They must have been terrifying times, especially when soldiers would hang around for days hoping that the priest would either get hungry or smelly enough to detect!! One place on the programme was Salmsebury Hall near Preston, a lovely place to visit especially with children.
The image is LPC011 which I stamped in Jet Black archival onto a painted background of Snowflake, Concrete and Nougat.A little bit of text stamp - PA Mini MN76. A little bit of colouring with distress markers then the smeared Petroleum Jelly that I sent hubby of to the shops for(he was going for a walk anyway!)
I used Bora Bora paint over the jelly and image and then - wow!!! I love this effect and I'll be using it again (and again)!!!
I decided to use crackle paste mixed with Concrete Fresco paint through a stencil, but then decided I couldn't wait any longer so used my heat gun on it! I loved the puffy effect I got and with nothing else to hand, used my trusty Adirondak silver dabber paint to sponge on to the puffy bits. 

The cross came from some jewellery I bought at Primark in a sale ages ago.
Finally a key stamped in dabber silver and some shiny fibres and ribbons.

Linking this to the Paper Artsy blog

Thanks for looking, Chris


Bleubeard and Elizabeth said...

You put SO much into your tags. This one is no exception. It is truly stunning. And I am learning a bit of history along the way, too. What a perfect story to accompany the tag.

Saw you used dabbers in your art. You asked what bingo dabbers are. They are ink, not paint, and are similar to the TH ink dabbers, EXCEPT they cost about 1/10th of his. You can find them at drug and some grocery stores that sell bingo cards. They are great because they dry quickly, too. And depending upon how hard you press the dabber, the ink can be translucent or opaque.

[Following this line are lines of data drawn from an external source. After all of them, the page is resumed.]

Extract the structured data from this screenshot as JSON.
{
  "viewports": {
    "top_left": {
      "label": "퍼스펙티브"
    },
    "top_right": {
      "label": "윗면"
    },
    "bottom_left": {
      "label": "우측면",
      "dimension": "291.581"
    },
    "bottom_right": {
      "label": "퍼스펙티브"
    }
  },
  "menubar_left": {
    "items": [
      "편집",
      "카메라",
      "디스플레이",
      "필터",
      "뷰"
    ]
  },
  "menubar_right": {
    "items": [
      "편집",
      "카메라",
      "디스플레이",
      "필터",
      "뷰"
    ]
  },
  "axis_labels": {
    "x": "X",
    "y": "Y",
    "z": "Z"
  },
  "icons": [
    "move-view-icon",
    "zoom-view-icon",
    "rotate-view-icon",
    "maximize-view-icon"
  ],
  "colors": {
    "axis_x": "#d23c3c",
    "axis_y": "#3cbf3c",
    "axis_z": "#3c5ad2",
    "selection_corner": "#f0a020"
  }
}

Hazel Agnew said...

What an interesting post. Fascinating. Love the colours and the effects. Love bora bora. Fab work. X

Helen said...

Wow, Chris, love the tag, and the story behind it too.

Julie Ann Lee said...

What a lovely tag, Chris! I love how you've used the technique; the colours you've used; the textures and the story behind this is so interesting too! Lovely! Julie Ann xxx

Etsuko Noguchi said...

Beautiyful tag! Great technique and fantastic images, I love it! xx

She King said...

Hi Chris. LOVE your tag....must do this technique's a while since I've used lovely and messy! Have a good weekend. Love S xx

Sarah Anderson said...

fab, fab tag Chris, and love your inspiration!!

Darcy UK said...

Fab, I love how you have woven the story around it.

Crafter's Laboratory said...

What a truly beautiful piece.

Anonymous said...

I've always been fascinated by those dark times Chris, ever since I read Green Darkness by Anya Seton many years ago.
Your tag looks amazing, great use of that technique, & the LP stamp works perfectly. I love your bubbly grungepaste too.
Alison xxx

butterfly said...

What a brilliant story-telling tag - full of the drama of those terrifying times. A fantastic way to use that paint technique.
Alison xx